▶ [Task prompt]: Count the lines that contain the string "handle" in the records beneath, and respond with the number only.

▶ [App and web page records]:
***

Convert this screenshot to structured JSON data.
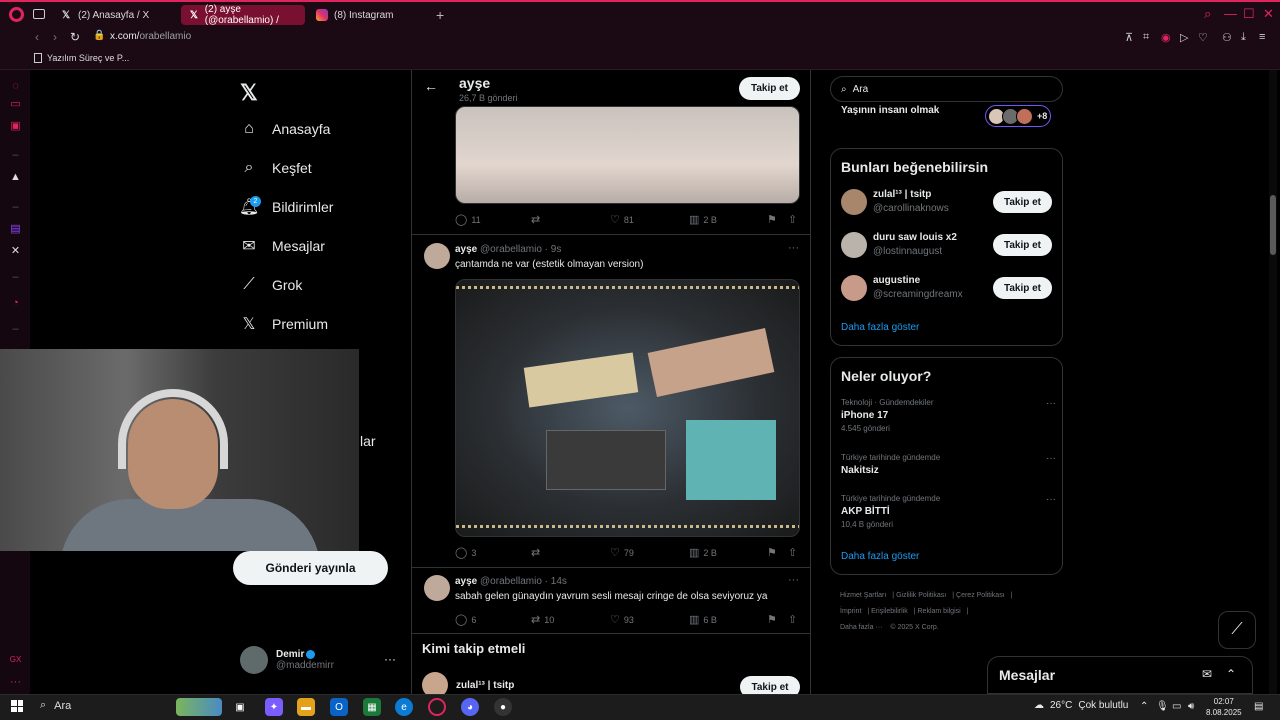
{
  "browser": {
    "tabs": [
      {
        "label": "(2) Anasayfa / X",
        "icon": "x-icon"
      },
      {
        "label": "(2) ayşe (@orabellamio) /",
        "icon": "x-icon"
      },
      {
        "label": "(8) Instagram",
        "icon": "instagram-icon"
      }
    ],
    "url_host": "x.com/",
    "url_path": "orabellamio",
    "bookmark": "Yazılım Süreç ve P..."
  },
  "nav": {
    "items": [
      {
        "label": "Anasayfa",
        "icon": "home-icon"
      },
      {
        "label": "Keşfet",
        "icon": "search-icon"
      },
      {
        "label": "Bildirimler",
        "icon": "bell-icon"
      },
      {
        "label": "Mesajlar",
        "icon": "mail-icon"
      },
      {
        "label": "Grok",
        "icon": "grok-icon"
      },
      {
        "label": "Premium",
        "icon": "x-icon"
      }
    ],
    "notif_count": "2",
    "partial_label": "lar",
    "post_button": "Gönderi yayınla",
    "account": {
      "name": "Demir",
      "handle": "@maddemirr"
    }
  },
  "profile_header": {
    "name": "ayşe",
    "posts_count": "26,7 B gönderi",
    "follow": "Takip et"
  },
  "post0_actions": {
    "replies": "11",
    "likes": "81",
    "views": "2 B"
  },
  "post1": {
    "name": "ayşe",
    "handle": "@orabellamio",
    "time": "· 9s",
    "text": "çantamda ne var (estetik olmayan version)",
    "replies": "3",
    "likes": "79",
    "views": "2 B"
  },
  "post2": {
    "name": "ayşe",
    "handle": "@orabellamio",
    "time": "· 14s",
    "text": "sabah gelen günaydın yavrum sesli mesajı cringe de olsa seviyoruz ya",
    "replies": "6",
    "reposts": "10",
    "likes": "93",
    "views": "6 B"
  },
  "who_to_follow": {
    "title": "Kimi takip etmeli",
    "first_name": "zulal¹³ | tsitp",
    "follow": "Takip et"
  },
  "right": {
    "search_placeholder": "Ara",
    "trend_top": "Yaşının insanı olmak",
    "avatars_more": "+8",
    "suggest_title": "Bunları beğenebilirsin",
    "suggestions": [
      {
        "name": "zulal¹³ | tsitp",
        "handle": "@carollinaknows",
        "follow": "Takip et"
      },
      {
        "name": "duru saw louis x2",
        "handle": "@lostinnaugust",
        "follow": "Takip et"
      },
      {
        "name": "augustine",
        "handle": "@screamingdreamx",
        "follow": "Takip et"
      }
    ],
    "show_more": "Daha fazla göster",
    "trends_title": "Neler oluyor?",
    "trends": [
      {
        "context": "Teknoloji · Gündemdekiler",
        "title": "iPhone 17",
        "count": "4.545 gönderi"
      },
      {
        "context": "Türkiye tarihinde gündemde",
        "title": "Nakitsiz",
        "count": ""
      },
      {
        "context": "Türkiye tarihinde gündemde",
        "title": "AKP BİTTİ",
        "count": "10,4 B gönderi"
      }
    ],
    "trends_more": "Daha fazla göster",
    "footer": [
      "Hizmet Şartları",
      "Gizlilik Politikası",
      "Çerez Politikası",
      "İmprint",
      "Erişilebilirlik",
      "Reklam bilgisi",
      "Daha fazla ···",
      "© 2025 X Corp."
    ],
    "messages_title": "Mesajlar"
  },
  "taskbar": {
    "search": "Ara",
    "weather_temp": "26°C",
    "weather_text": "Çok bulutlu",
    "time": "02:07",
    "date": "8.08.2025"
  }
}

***

▶ [Task answer]: 6